### What to do
Could all of the entries be written out exactly, with any pictures omitted?
=== Entries provided ===
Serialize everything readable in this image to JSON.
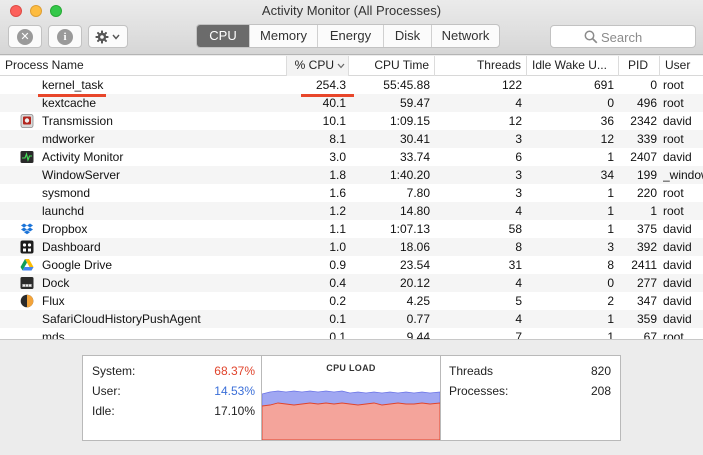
{
  "window": {
    "title": "Activity Monitor (All Processes)"
  },
  "toolbar": {
    "close_icon": "x-circle-icon",
    "info_icon": "info-circle-icon",
    "gear_icon": "gear-icon",
    "tabs": [
      "CPU",
      "Memory",
      "Energy",
      "Disk",
      "Network"
    ],
    "active_tab": "CPU",
    "search_placeholder": "Search"
  },
  "table": {
    "columns": [
      "Process Name",
      "% CPU",
      "CPU Time",
      "Threads",
      "Idle Wake U...",
      "PID",
      "User"
    ],
    "sort_column": "% CPU",
    "rows": [
      {
        "icon": "",
        "name": "kernel_task",
        "cpu": "254.3",
        "time": "55:45.88",
        "threads": "122",
        "idle": "691",
        "pid": "0",
        "user": "root"
      },
      {
        "icon": "",
        "name": "kextcache",
        "cpu": "40.1",
        "time": "59.47",
        "threads": "4",
        "idle": "0",
        "pid": "496",
        "user": "root"
      },
      {
        "icon": "transmission-icon",
        "name": "Transmission",
        "cpu": "10.1",
        "time": "1:09.15",
        "threads": "12",
        "idle": "36",
        "pid": "2342",
        "user": "david"
      },
      {
        "icon": "",
        "name": "mdworker",
        "cpu": "8.1",
        "time": "30.41",
        "threads": "3",
        "idle": "12",
        "pid": "339",
        "user": "root"
      },
      {
        "icon": "activity-monitor-icon",
        "name": "Activity Monitor",
        "cpu": "3.0",
        "time": "33.74",
        "threads": "6",
        "idle": "1",
        "pid": "2407",
        "user": "david"
      },
      {
        "icon": "",
        "name": "WindowServer",
        "cpu": "1.8",
        "time": "1:40.20",
        "threads": "3",
        "idle": "34",
        "pid": "199",
        "user": "_window"
      },
      {
        "icon": "",
        "name": "sysmond",
        "cpu": "1.6",
        "time": "7.80",
        "threads": "3",
        "idle": "1",
        "pid": "220",
        "user": "root"
      },
      {
        "icon": "",
        "name": "launchd",
        "cpu": "1.2",
        "time": "14.80",
        "threads": "4",
        "idle": "1",
        "pid": "1",
        "user": "root"
      },
      {
        "icon": "dropbox-icon",
        "name": "Dropbox",
        "cpu": "1.1",
        "time": "1:07.13",
        "threads": "58",
        "idle": "1",
        "pid": "375",
        "user": "david"
      },
      {
        "icon": "dashboard-icon",
        "name": "Dashboard",
        "cpu": "1.0",
        "time": "18.06",
        "threads": "8",
        "idle": "3",
        "pid": "392",
        "user": "david"
      },
      {
        "icon": "google-drive-icon",
        "name": "Google Drive",
        "cpu": "0.9",
        "time": "23.54",
        "threads": "31",
        "idle": "8",
        "pid": "2411",
        "user": "david"
      },
      {
        "icon": "dock-icon",
        "name": "Dock",
        "cpu": "0.4",
        "time": "20.12",
        "threads": "4",
        "idle": "0",
        "pid": "277",
        "user": "david"
      },
      {
        "icon": "flux-icon",
        "name": "Flux",
        "cpu": "0.2",
        "time": "4.25",
        "threads": "5",
        "idle": "2",
        "pid": "347",
        "user": "david"
      },
      {
        "icon": "",
        "name": "SafariCloudHistoryPushAgent",
        "cpu": "0.1",
        "time": "0.77",
        "threads": "4",
        "idle": "1",
        "pid": "359",
        "user": "david"
      },
      {
        "icon": "",
        "name": "mds",
        "cpu": "0.1",
        "time": "9.44",
        "threads": "7",
        "idle": "1",
        "pid": "67",
        "user": "root"
      }
    ]
  },
  "stats": {
    "system_label": "System:",
    "system_value": "68.37%",
    "user_label": "User:",
    "user_value": "14.53%",
    "idle_label": "Idle:",
    "idle_value": "17.10%",
    "chart_title": "CPU LOAD",
    "threads_label": "Threads",
    "threads_value": "820",
    "processes_label": "Processes:",
    "processes_value": "208"
  },
  "colors": {
    "system": "#e0442c",
    "user": "#3b6fd8",
    "system_fill": "#f4a49b",
    "user_fill": "#a0a7f2",
    "active_tab": "#6b6b6b",
    "annotation": "#e8462a"
  }
}
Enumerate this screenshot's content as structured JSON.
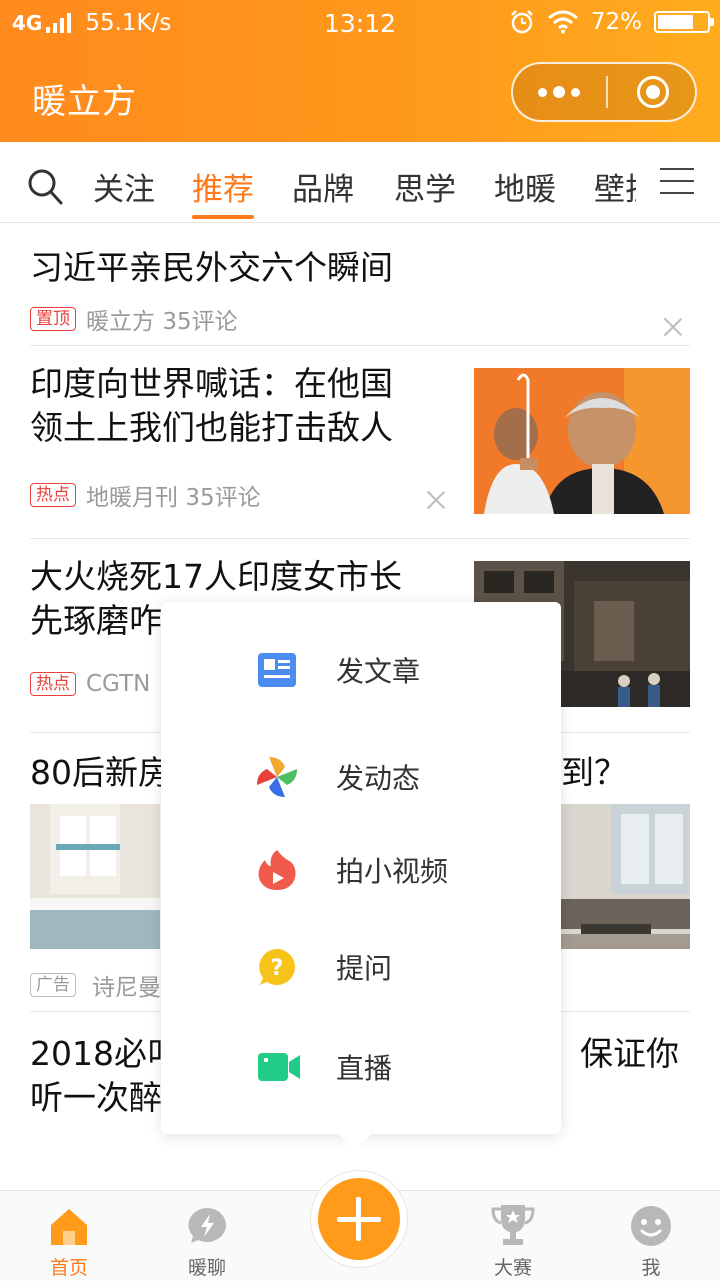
{
  "status_bar": {
    "network": "4G",
    "speed": "55.1K/s",
    "time": "13:12",
    "battery": "72%",
    "battery_level": 0.72
  },
  "app": {
    "title": "暖立方",
    "accent_color": "#ff8a1d"
  },
  "tabs": {
    "items": [
      "关注",
      "推荐",
      "品牌",
      "思学",
      "地暖",
      "壁挂"
    ],
    "active": "推荐"
  },
  "feed": {
    "items": [
      {
        "title": "习近平亲民外交六个瞬间",
        "tag": "置顶",
        "source": "暖立方",
        "comments": "35评论"
      },
      {
        "title_line1": "印度向世界喊话：在他国",
        "title_line2": "领土上我们也能打击敌人",
        "tag": "热点",
        "source": "地暖月刊",
        "comments": "35评论"
      },
      {
        "title_line1": "大火烧死17人印度女市长",
        "title_line2": "先琢磨咋",
        "tag": "热点",
        "source": "CGTN"
      },
      {
        "title_left": "80后新房",
        "title_right": "到？",
        "tag": "广告",
        "source": "诗尼曼"
      },
      {
        "title_line1_left": "2018必叫",
        "title_line1_right": "保证你",
        "title_line2": "听一次醉"
      }
    ]
  },
  "popup_menu": {
    "items": [
      {
        "label": "发文章",
        "icon": "article-icon"
      },
      {
        "label": "发动态",
        "icon": "pinwheel-icon"
      },
      {
        "label": "拍小视频",
        "icon": "flame-video-icon"
      },
      {
        "label": "提问",
        "icon": "question-icon"
      },
      {
        "label": "直播",
        "icon": "live-camera-icon"
      }
    ]
  },
  "bottom_nav": {
    "items": [
      {
        "label": "首页",
        "icon": "home-icon"
      },
      {
        "label": "暖聊",
        "icon": "chat-icon"
      },
      {
        "label": "",
        "icon": "plus-icon"
      },
      {
        "label": "大赛",
        "icon": "trophy-icon"
      },
      {
        "label": "我",
        "icon": "smiley-icon"
      }
    ],
    "active": "首页"
  }
}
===
### Expected answer
Serialize everything readable in this image to JSON.
{
  "window": {
    "title": "Activity Monitor (All Processes)"
  },
  "toolbar": {
    "close_icon": "x-circle-icon",
    "info_icon": "info-circle-icon",
    "gear_icon": "gear-icon",
    "tabs": [
      "CPU",
      "Memory",
      "Energy",
      "Disk",
      "Network"
    ],
    "active_tab": "CPU",
    "search_placeholder": "Search"
  },
  "table": {
    "columns": [
      "Process Name",
      "% CPU",
      "CPU Time",
      "Threads",
      "Idle Wake U...",
      "PID",
      "User"
    ],
    "sort_column": "% CPU",
    "rows": [
      {
        "icon": "",
        "name": "kernel_task",
        "cpu": "254.3",
        "time": "55:45.88",
        "threads": "122",
        "idle": "691",
        "pid": "0",
        "user": "root"
      },
      {
        "icon": "",
        "name": "kextcache",
        "cpu": "40.1",
        "time": "59.47",
        "threads": "4",
        "idle": "0",
        "pid": "496",
        "user": "root"
      },
      {
        "icon": "transmission-icon",
        "name": "Transmission",
        "cpu": "10.1",
        "time": "1:09.15",
        "threads": "12",
        "idle": "36",
        "pid": "2342",
        "user": "david"
      },
      {
        "icon": "",
        "name": "mdworker",
        "cpu": "8.1",
        "time": "30.41",
        "threads": "3",
        "idle": "12",
        "pid": "339",
        "user": "root"
      },
      {
        "icon": "activity-monitor-icon",
        "name": "Activity Monitor",
        "cpu": "3.0",
        "time": "33.74",
        "threads": "6",
        "idle": "1",
        "pid": "2407",
        "user": "david"
      },
      {
        "icon": "",
        "name": "WindowServer",
        "cpu": "1.8",
        "time": "1:40.20",
        "threads": "3",
        "idle": "34",
        "pid": "199",
        "user": "_window"
      },
      {
        "icon": "",
        "name": "sysmond",
        "cpu": "1.6",
        "time": "7.80",
        "threads": "3",
        "idle": "1",
        "pid": "220",
        "user": "root"
      },
      {
        "icon": "",
        "name": "launchd",
        "cpu": "1.2",
        "time": "14.80",
        "threads": "4",
        "idle": "1",
        "pid": "1",
        "user": "root"
      },
      {
        "icon": "dropbox-icon",
        "name": "Dropbox",
        "cpu": "1.1",
        "time": "1:07.13",
        "threads": "58",
        "idle": "1",
        "pid": "375",
        "user": "david"
      },
      {
        "icon": "dashboard-icon",
        "name": "Dashboard",
        "cpu": "1.0",
        "time": "18.06",
        "threads": "8",
        "idle": "3",
        "pid": "392",
        "user": "david"
      },
      {
        "icon": "google-drive-icon",
        "name": "Google Drive",
        "cpu": "0.9",
        "time": "23.54",
        "threads": "31",
        "idle": "8",
        "pid": "2411",
        "user": "david"
      },
      {
        "icon": "dock-icon",
        "name": "Dock",
        "cpu": "0.4",
        "time": "20.12",
        "threads": "4",
        "idle": "0",
        "pid": "277",
        "user": "david"
      },
      {
        "icon": "flux-icon",
        "name": "Flux",
        "cpu": "0.2",
        "time": "4.25",
        "threads": "5",
        "idle": "2",
        "pid": "347",
        "user": "david"
      },
      {
        "icon": "",
        "name": "SafariCloudHistoryPushAgent",
        "cpu": "0.1",
        "time": "0.77",
        "threads": "4",
        "idle": "1",
        "pid": "359",
        "user": "david"
      },
      {
        "icon": "",
        "name": "mds",
        "cpu": "0.1",
        "time": "9.44",
        "threads": "7",
        "idle": "1",
        "pid": "67",
        "user": "root"
      }
    ]
  },
  "stats": {
    "system_label": "System:",
    "system_value": "68.37%",
    "user_label": "User:",
    "user_value": "14.53%",
    "idle_label": "Idle:",
    "idle_value": "17.10%",
    "chart_title": "CPU LOAD",
    "threads_label": "Threads",
    "threads_value": "820",
    "processes_label": "Processes:",
    "processes_value": "208"
  },
  "colors": {
    "system": "#e0442c",
    "user": "#3b6fd8",
    "system_fill": "#f4a49b",
    "user_fill": "#a0a7f2",
    "active_tab": "#6b6b6b",
    "annotation": "#e8462a"
  }
}
Enumerate this screenshot's content as structured JSON.
{
  "status_bar": {
    "network": "4G",
    "speed": "55.1K/s",
    "time": "13:12",
    "battery": "72%",
    "battery_level": 0.72
  },
  "app": {
    "title": "暖立方",
    "accent_color": "#ff8a1d"
  },
  "tabs": {
    "items": [
      "关注",
      "推荐",
      "品牌",
      "思学",
      "地暖",
      "壁挂"
    ],
    "active": "推荐"
  },
  "feed": {
    "items": [
      {
        "title": "习近平亲民外交六个瞬间",
        "tag": "置顶",
        "source": "暖立方",
        "comments": "35评论"
      },
      {
        "title_line1": "印度向世界喊话：在他国",
        "title_line2": "领土上我们也能打击敌人",
        "tag": "热点",
        "source": "地暖月刊",
        "comments": "35评论"
      },
      {
        "title_line1": "大火烧死17人印度女市长",
        "title_line2": "先琢磨咋",
        "tag": "热点",
        "source": "CGTN"
      },
      {
        "title_left": "80后新房",
        "title_right": "到？",
        "tag": "广告",
        "source": "诗尼曼"
      },
      {
        "title_line1_left": "2018必叫",
        "title_line1_right": "保证你",
        "title_line2": "听一次醉"
      }
    ]
  },
  "popup_menu": {
    "items": [
      {
        "label": "发文章",
        "icon": "article-icon"
      },
      {
        "label": "发动态",
        "icon": "pinwheel-icon"
      },
      {
        "label": "拍小视频",
        "icon": "flame-video-icon"
      },
      {
        "label": "提问",
        "icon": "question-icon"
      },
      {
        "label": "直播",
        "icon": "live-camera-icon"
      }
    ]
  },
  "bottom_nav": {
    "items": [
      {
        "label": "首页",
        "icon": "home-icon"
      },
      {
        "label": "暖聊",
        "icon": "chat-icon"
      },
      {
        "label": "",
        "icon": "plus-icon"
      },
      {
        "label": "大赛",
        "icon": "trophy-icon"
      },
      {
        "label": "我",
        "icon": "smiley-icon"
      }
    ],
    "active": "首页"
  }
}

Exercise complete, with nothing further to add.